Ladies: Mrs. Abel Bruce, Mrs. George S. Gilchrist, Mrs. Thomas P. Taylor, Mrs. John R. Farnum, Mrs. John W. Kimball, Miss M. Elizabeth Kimball, Mrs. Fred W. Eager, Mrs. A. A. Gibson, Mrs. Edward S. Kendall.
John Kimball Eager, a grandson of General Kimball.
Gen. Kimball read the record and report of the late secretary and treasurer, Walter A. Ames. The treasurer's report shows a balance of $26.63 in the treasury.
Letters regretting inability to be present from Lieut. J. Myron Goddard of Melrose and William G. Waters of Santa Barbara, Cal., the latter and honorary member, were read.
Gen. Kimball read a letter from James H. Tenney, stating that Marcus R. Johnson of Fort Wayne, Ind., died on July 4, 1894.[possible printing error;year believed to be 1904] Gen. Kimball then spoke of the late Sergeant Walter A. Eames who served the company as secretary and treasurer as faithfully as his country on the battle field. The officers of the company were made a committee to prepare resolutions on the death of these comrades.
On motion of Thomas P. Taylor the following officers were elected: Captain, John W. Kimball; first Lieutenant, J. Myron Goddard; second lieutenant, A. A. Gibson. John R. Farnum moved that as the duties of secretary and treasurer were not arduous that Gen. Kimball be elected in place of Walter A. Eames, deceased. The motion was unanimouly carried and Gen. Kimball consented to serve.

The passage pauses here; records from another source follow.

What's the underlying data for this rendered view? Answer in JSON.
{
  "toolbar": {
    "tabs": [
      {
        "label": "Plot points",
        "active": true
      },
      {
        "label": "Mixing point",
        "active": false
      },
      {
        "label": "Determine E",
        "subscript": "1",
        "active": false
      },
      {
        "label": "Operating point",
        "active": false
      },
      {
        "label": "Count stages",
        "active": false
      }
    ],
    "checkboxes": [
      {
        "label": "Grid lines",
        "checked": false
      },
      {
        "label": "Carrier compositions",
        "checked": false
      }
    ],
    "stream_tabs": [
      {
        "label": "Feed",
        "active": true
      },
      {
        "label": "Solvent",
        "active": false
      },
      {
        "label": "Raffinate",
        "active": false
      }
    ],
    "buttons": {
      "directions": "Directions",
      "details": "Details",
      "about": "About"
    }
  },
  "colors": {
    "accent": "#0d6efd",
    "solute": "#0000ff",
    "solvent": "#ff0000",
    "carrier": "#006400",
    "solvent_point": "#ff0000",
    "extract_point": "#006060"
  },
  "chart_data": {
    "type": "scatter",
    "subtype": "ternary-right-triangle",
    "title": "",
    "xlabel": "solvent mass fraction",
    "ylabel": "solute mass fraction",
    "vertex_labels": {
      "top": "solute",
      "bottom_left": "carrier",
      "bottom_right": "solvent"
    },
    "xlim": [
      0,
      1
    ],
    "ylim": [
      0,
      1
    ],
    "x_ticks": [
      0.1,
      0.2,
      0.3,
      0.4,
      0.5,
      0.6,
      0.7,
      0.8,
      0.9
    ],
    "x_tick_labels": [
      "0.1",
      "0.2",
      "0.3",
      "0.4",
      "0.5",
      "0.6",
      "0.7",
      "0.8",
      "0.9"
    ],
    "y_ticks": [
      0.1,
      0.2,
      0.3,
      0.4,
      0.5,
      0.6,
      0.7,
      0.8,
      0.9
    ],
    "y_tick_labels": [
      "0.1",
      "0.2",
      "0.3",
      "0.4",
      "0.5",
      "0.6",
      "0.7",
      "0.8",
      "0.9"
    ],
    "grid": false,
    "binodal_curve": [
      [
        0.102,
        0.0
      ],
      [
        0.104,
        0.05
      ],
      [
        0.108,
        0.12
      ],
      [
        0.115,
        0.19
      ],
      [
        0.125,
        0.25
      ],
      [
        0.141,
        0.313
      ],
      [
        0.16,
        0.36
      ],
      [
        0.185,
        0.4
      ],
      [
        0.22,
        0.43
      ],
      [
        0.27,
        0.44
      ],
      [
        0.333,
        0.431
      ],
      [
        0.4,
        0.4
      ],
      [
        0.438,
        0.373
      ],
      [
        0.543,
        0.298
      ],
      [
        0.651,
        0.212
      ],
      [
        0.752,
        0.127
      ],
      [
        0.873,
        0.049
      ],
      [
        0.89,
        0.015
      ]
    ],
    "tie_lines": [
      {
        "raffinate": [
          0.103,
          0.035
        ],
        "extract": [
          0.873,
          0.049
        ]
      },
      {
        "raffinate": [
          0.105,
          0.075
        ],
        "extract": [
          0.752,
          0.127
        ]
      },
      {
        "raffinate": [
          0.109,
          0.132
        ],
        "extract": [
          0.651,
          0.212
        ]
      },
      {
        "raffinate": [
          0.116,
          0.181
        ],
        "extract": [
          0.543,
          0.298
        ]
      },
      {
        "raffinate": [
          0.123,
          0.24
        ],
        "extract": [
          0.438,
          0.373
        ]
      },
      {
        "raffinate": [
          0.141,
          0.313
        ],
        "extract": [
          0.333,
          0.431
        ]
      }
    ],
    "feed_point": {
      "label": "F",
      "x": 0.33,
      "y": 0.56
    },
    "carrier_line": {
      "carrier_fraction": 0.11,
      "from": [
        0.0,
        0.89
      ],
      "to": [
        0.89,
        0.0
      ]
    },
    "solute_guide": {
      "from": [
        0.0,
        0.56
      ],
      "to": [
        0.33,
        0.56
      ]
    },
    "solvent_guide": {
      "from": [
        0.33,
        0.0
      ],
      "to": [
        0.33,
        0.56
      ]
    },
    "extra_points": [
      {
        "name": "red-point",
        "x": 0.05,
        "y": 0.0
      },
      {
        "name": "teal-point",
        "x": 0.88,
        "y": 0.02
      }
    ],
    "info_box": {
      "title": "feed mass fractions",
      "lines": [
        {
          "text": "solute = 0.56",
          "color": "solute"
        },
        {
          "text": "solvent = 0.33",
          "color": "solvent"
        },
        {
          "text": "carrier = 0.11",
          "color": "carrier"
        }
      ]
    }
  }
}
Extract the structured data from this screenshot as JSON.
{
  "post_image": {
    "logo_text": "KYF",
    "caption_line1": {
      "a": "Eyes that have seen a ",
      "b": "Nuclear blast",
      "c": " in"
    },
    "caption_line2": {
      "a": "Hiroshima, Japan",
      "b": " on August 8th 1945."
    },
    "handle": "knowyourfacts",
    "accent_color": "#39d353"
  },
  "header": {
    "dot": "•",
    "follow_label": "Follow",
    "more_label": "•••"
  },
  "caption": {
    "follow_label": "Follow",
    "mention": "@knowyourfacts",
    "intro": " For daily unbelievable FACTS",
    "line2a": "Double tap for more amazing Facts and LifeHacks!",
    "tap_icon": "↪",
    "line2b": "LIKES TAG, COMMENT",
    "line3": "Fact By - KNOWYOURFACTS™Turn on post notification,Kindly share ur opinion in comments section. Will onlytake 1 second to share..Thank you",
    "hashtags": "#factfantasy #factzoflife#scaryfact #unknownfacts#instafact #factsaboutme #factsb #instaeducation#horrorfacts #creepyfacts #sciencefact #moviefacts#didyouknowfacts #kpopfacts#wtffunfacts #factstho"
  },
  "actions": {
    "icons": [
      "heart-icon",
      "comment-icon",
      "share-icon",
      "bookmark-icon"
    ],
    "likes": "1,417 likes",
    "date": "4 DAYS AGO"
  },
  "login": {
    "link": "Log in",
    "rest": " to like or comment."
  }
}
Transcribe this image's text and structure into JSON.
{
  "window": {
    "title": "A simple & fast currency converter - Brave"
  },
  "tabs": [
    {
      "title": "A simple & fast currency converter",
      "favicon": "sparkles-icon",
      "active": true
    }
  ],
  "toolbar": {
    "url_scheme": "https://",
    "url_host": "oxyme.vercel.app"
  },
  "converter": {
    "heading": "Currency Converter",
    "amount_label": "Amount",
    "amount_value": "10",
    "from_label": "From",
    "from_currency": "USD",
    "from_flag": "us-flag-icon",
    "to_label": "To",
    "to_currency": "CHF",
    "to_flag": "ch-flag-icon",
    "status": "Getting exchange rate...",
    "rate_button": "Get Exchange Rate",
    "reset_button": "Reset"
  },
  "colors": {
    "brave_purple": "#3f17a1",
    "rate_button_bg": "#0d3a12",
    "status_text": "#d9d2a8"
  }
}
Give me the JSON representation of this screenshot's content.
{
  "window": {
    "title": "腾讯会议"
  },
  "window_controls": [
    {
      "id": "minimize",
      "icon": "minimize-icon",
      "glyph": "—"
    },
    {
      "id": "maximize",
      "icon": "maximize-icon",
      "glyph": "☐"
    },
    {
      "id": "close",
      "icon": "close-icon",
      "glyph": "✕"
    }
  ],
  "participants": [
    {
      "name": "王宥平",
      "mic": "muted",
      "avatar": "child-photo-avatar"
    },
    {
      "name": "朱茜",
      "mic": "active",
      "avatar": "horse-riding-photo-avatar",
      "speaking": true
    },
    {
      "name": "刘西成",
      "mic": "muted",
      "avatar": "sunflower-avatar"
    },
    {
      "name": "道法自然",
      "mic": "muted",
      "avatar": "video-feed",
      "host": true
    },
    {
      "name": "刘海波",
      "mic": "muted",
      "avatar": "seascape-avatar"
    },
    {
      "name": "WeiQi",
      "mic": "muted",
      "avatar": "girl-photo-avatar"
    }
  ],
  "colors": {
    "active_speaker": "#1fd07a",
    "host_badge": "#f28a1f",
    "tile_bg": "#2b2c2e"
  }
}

On motion of William Gibson it was voted that the next reunion be held at Whalom. The time fixed by the rules is June 28.
William Gibson paid a tribute to the late Walter A. Eames, speaking particularly of his kindness to the soldiers and to his family. Mr. Gibson also spoke of Gen Kimball's services in the Civil War, especially at Antietam, where more men were killed in one day than on any other daqy in the Civil War.
It was stated that Sergeant Eames had kept an accurate record of the members of the company and Gen. Kimball proposes to continue the record, which will be invaluable in the future. Serveant Eames was first elected secretary and treasurer at the first meeting of this organization in 1869.
Col. George E. Goodrich was introduced as a former member of the Fusiliers and who served in two splendid regiments in the Civil War. Col. Goodrich spoke of the gallant service rendered by the 15th Mass. regiment, which like the 21st and 34th Mass. regiments in which he served are numbered with the 300 fighting regiments in Fox's book on "Regimental losses in the Civil War."
Dr. S. C. Spooner related that he was rejected as a recruit in the early part of the Civil War on account of disability and was drafted later and was ready to serve but Lee had surrendered and the drafted men were sent home. His grandfather was an officer in the Revolutionary War and his ancestors for seven generations were ready to die for their country. He tendered hearty congratulations to the surviving veterans.
Gen. Kimball referred to the First Minnesota regiment, which was brigaded with the 15th Massachusetts, and whose commander at Gettysburg, Col. Colville, died recently at the annual reunion of his regiment.
Raymond J. Parker, who was orderly sergeant of Co. D of the First Minnesota, gave interesting reminiscences and said he had only met the old comrades at a reunion but once since the Civil War. Col. Colville was wounded twice at Gettysburg and disabled for life, and he was also wounded on the Peninsula.
Resolutions on the death of Albert Litchfield, Charles A. Wheeler and Horace H. Wyman, who died previous to the last reunion, were unanimously adopted.
A nicely prepared dinner was well served at Whalom Inn.